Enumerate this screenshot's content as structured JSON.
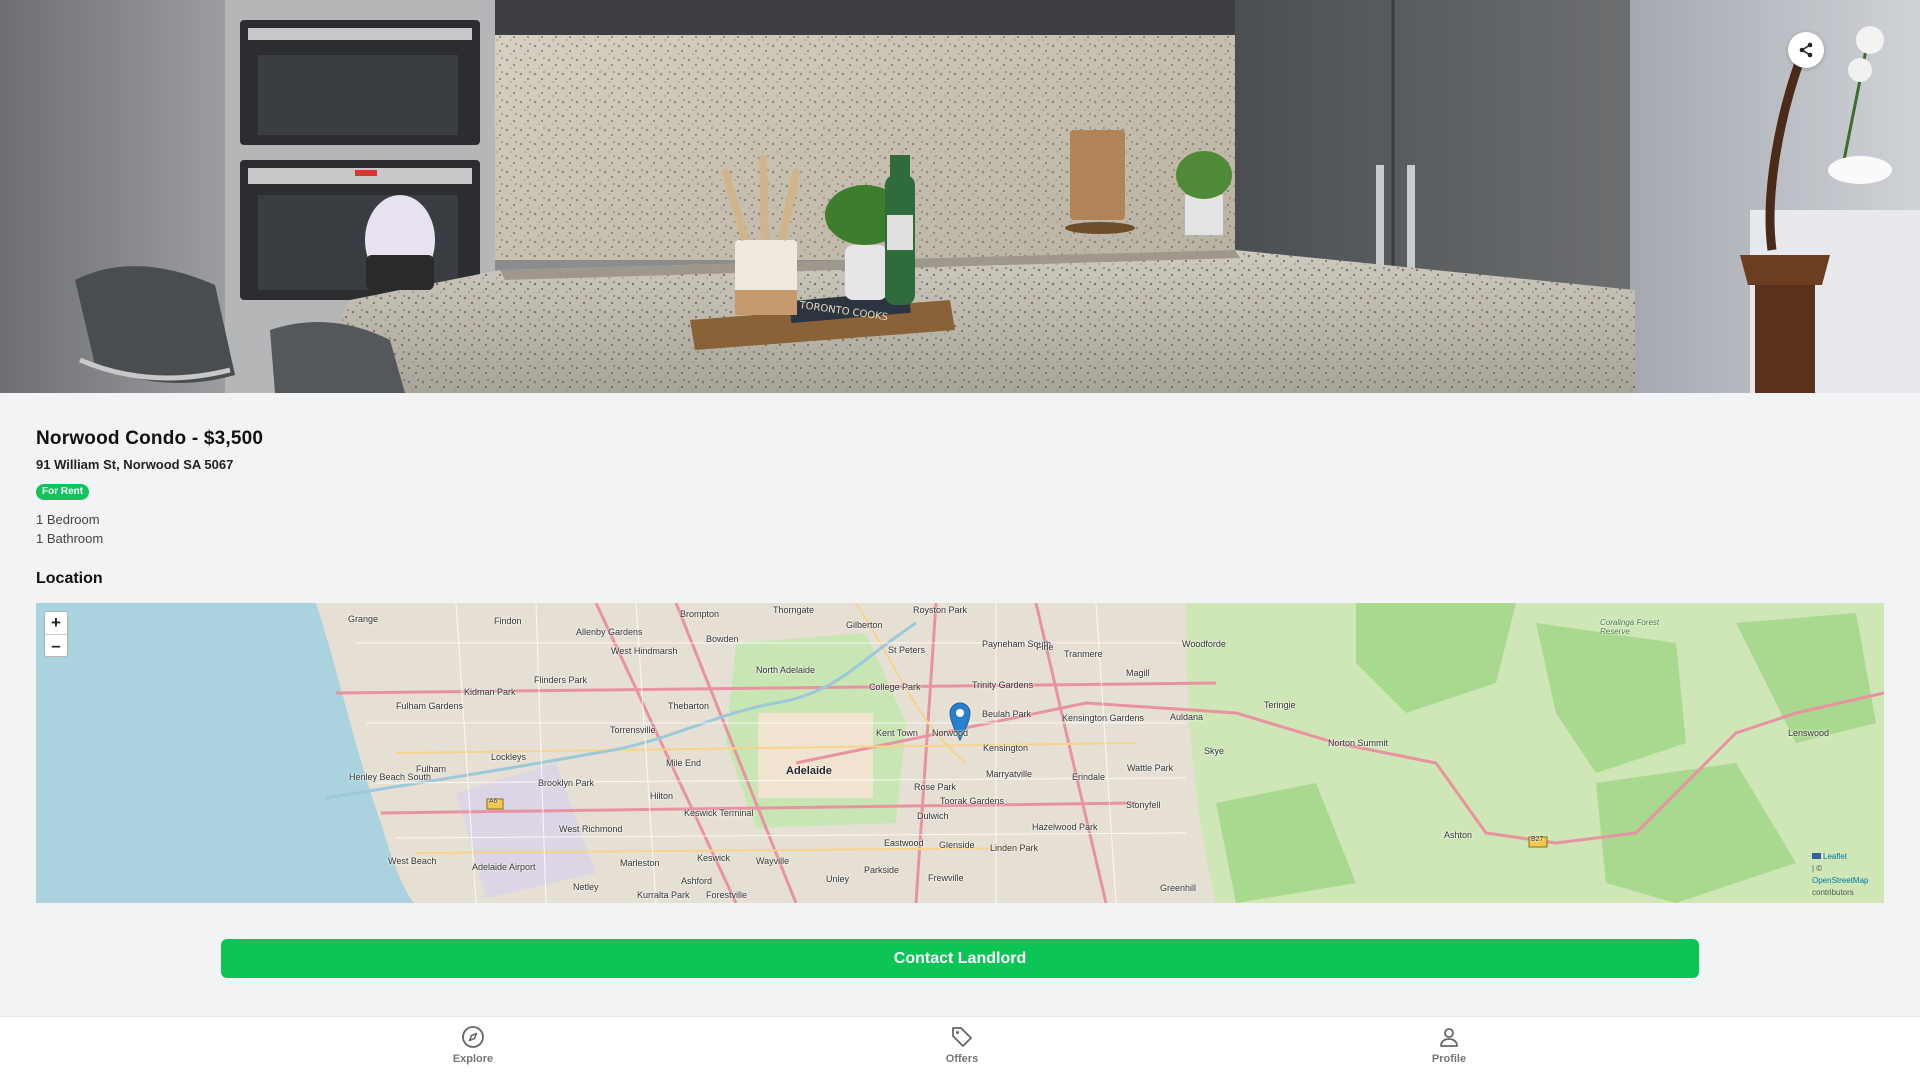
{
  "listing": {
    "title": "Norwood Condo - $3,500",
    "address": "91 William St, Norwood SA 5067",
    "status_badge": "For Rent",
    "bedrooms": "1 Bedroom",
    "bathrooms": "1 Bathroom"
  },
  "hero": {
    "share_icon": "share-icon",
    "book_title": "TORONTO COOKS"
  },
  "location": {
    "heading": "Location",
    "zoom_in": "+",
    "zoom_out": "–",
    "attribution_leaflet": "Leaflet",
    "attribution_sep": "| ©",
    "attribution_osm": "OpenStreetMap",
    "attribution_contrib": "contributors",
    "labels": {
      "grange": "Grange",
      "findon": "Findon",
      "brompton": "Brompton",
      "thorngate": "Thorngate",
      "gilberton": "Gilberton",
      "royston_park": "Royston Park",
      "payneham_south": "Payneham South",
      "firle": "Firle",
      "tranmere": "Tranmere",
      "magill": "Magill",
      "woodforde": "Woodforde",
      "allenby_gardens": "Allenby Gardens",
      "west_hindmarsh": "West Hindmarsh",
      "bowden": "Bowden",
      "north_adelaide": "North Adelaide",
      "st_peters": "St Peters",
      "flinders_park": "Flinders Park",
      "kidman_park": "Kidman Park",
      "college_park": "College Park",
      "trinity_gardens": "Trinity Gardens",
      "fulham_gardens": "Fulham Gardens",
      "thebarton": "Thebarton",
      "beulah_park": "Beulah Park",
      "kensington_gardens": "Kensington Gardens",
      "teringie": "Teringie",
      "auldana": "Auldana",
      "torrensville": "Torrensville",
      "kent_town": "Kent Town",
      "norwood": "Norwood",
      "kensington": "Kensington",
      "skye": "Skye",
      "norton_summit": "Norton Summit",
      "lockleys": "Lockleys",
      "fulham": "Fulham",
      "mile_end": "Mile End",
      "adelaide": "Adelaide",
      "marryatville": "Marryatville",
      "erindale": "Erindale",
      "wattle_park": "Wattle Park",
      "henley_beach_south": "Henley Beach South",
      "brooklyn_park": "Brooklyn Park",
      "hilton": "Hilton",
      "rose_park": "Rose Park",
      "toorak_gardens": "Toorak Gardens",
      "stonyfell": "Stonyfell",
      "keswick_terminal": "Keswick Terminal",
      "dulwich": "Dulwich",
      "west_richmond": "West Richmond",
      "hazelwood_park": "Hazelwood Park",
      "eastwood": "Eastwood",
      "glenside": "Glenside",
      "linden_park": "Linden Park",
      "west_beach": "West Beach",
      "adelaide_airport": "Adelaide Airport",
      "marleston": "Marleston",
      "keswick": "Keswick",
      "wayville": "Wayville",
      "parkside": "Parkside",
      "netley": "Netley",
      "ashford": "Ashford",
      "unley": "Unley",
      "frewville": "Frewville",
      "kurralta_park": "Kurralta Park",
      "forestville": "Forestville",
      "ashton": "Ashton",
      "lenswood": "Lenswood",
      "greenhill": "Greenhill",
      "coralinga": "Coralinga Forest Reserve",
      "a6": "A6",
      "b27": "B27"
    }
  },
  "actions": {
    "contact": "Contact Landlord"
  },
  "nav": {
    "explore": "Explore",
    "offers": "Offers",
    "profile": "Profile"
  },
  "colors": {
    "accent_green": "#0dc457",
    "badge_green": "#10c45c",
    "map_pin": "#2a81cb"
  }
}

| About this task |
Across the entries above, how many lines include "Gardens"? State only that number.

| Output for this task |
5